Uganda will be compelled to ask for debt-forgiveness if the country does not start earning from its oil resources by at least 2020, a top official has said.
Adam Mugume, the executive director for research at Bank of Uganda, warned recently that the country was “failing to generate enough dollars to finance the interest on debt.” He was speaking at the post-budget workshop organized by the Uganda Economics Association (UEA) and the Economic Policy Research Centre (EPRC).
Mugume said Uganda’s options were limited to either oil revenue coming on board or asking for debt relief. The worst scenario, he said, was the country could default on its debt obligations if oil does not come on board by at least 2020.
A country defaulting on its loan obligations has serious ramifications. Even before the request for forgiveness is handed in, the country will have to undergo a series of high interest rates of the private sector, which could hurt businesses.
In turn, businesses will have to carry out some cost-cutting measures such as laying off staff or increasing the price of their goods and services to cover up for the interest they have to pay on the high interest rates on credit, both of which are painful. All this could lead to an economic breakdown.

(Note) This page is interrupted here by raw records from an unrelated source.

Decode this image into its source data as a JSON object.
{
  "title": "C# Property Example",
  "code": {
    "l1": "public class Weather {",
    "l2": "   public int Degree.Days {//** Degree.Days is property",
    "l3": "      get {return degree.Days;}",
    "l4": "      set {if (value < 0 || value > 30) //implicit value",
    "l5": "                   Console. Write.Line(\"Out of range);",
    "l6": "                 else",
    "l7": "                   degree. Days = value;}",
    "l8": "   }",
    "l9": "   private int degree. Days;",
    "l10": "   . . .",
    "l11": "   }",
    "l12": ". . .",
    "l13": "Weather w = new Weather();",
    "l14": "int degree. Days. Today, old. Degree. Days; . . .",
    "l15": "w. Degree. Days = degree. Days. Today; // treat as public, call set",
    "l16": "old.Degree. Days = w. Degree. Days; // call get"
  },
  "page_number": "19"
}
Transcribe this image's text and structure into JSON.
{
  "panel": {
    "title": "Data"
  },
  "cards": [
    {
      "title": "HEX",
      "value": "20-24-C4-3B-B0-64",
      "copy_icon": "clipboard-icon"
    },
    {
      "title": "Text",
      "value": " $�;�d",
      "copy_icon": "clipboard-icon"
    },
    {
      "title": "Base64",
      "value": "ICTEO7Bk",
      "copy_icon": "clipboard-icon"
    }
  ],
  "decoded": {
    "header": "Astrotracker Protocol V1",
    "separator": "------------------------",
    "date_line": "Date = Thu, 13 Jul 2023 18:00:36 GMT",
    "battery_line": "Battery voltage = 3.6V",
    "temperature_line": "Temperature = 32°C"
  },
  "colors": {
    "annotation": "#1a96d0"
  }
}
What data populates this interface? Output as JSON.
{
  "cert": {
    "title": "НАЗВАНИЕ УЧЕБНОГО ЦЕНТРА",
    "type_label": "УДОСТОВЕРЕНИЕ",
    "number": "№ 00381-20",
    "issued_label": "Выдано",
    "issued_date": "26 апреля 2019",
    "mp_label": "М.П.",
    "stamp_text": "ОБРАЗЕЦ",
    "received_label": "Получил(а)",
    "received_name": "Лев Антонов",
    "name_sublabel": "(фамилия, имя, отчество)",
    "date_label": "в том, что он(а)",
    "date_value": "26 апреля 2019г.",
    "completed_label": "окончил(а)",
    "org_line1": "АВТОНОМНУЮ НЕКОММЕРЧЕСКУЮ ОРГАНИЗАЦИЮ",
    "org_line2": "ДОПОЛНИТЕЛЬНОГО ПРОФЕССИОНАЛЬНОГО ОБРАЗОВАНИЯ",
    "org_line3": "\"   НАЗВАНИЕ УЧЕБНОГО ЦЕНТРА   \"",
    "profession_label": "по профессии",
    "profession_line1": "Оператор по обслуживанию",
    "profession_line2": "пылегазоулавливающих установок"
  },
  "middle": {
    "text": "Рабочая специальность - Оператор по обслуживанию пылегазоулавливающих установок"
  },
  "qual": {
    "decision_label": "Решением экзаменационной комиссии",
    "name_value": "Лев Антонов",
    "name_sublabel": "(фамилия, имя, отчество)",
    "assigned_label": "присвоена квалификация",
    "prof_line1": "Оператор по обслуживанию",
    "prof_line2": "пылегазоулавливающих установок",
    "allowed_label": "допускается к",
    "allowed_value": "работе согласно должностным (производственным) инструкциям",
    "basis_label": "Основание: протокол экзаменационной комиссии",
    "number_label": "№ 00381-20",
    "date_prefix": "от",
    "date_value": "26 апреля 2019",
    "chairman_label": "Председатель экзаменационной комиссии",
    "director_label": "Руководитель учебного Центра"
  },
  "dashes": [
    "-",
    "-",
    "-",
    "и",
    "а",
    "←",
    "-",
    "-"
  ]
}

When giving his speech after the 2016/17 budget, President Museveni hinted on the fact that the country’s debt was getting out of hand and the country couldn’t borrow anymore for power projects.
“We can’t borrow for Ayago power dam,” he said. “You have seen investors coming here from Turkey, South Korea. I told them if they want they should make Ayago their investment. They bring money, build it and sell power, but not us to borrow.”
On other occasions, the president has told those who claim Uganda’s public debt was getting out of hand: “I have my oil.”
This heightens debate on the fact that Uganda’s recent spike in borrowing to finance huge infrastructure projects had been pegged on future oil revenues.
It is still not clear when oil revenues will start flowing. Mugume said the central bank had stopped placing oil revenues in the country’s revenue forecasts because of the lack of clarity on when they would come on line. Government had said it would have first oil by 2009, but bureaucracies and financial disputes, especially tax, has seen the industry drag its feet.
Uganda, which has already been a beneficially of two debt reliefs from the IMF and the World Bank in the financial 997/1998 and 2000/2001 has seen its debt grow to $9.1bn (Shs 29.9tn) – about 34 per cent of Gross Domestic Product (GDP).
While some government officials say this debt is still sustainable because it is below the 50 per cent of the GDP threshold for East African countries, Uganda’s issue is that it has simply borrowed more than it can pay back.
In the 2016/17 budget, finance minister Matia Kasaija announced that the country would pay a whopping Shs 6.7tn for debt financing. This money will be borrowed as Uganda may not be able to use taxes to pay it off. Uganda Revenue Authority is expected to collect Shs 12.9tn the next financial year that starts on July 1, which, clearly, is not enough to finance the Shs 26.3tn budget.
Kasaija said the increase in public-financed infrastructure such as the Karuma and Isimba hydro power projects was taking a toll on the country. Still, government plans to invest in the construction of the refinery and an oil export pipeline, both of which have a combined cost of more than $8 billion.
In 2014, the secretary to the Treasury, Keith Muhakanizi, warned that if a country went ahead to borrow $8bn in a lumpsum for the standard gauge railway, it would plunge a country into bankruptcy. A recent World Bank report found a lot of money spent on Ugandan projects had been wasted, with every shilling spent on the projects generating less than a shilling on return.
An inquiry into the roads sector found that between 2008 and 2014, a whopping Shs 4tn was stolen at the Uganda National Roads Authority.
MONEY NOT USED
While the country borrows more money, a huge chunk of it is either stolen or remains unspent as it lies idle on government accounts. Remigio Achia, the legislator for Pian county in Nakapiripiriti, who has been vice chairperson, budget committee in parliament, said that there was debt approved in the seventh, eighth, and ninth parliament but had not been used.
“Government enters commitments and signs loans without making enough preparations for projects to start,” said Achia.
Of the $9.1bn debt, only about $5.3bn had been used, Mugume said. Public debt is estimated to reach Shs 30tn by June 30, 2016. Out of this, Shs 18.6tn is external debt while Shs 11.3tn is domestic debt.
Finance minister Matia Kasaija said: “Given our financing requirements for infrastructure development coupled with limited availability of concessional loans, non-concessional borrowing has risen.”
He added: “Given that non-concessional borrowing is a little more expensive, efficiency and effectiveness in the utilization of these loans is paramount.”
While Kasaija says government will borrow in the future for highly-productive fixed capital investments that can generate financial and economic returns to ensure debt sustainability, it is clear they are running out of options.
Source: Observer Newspaper Uganda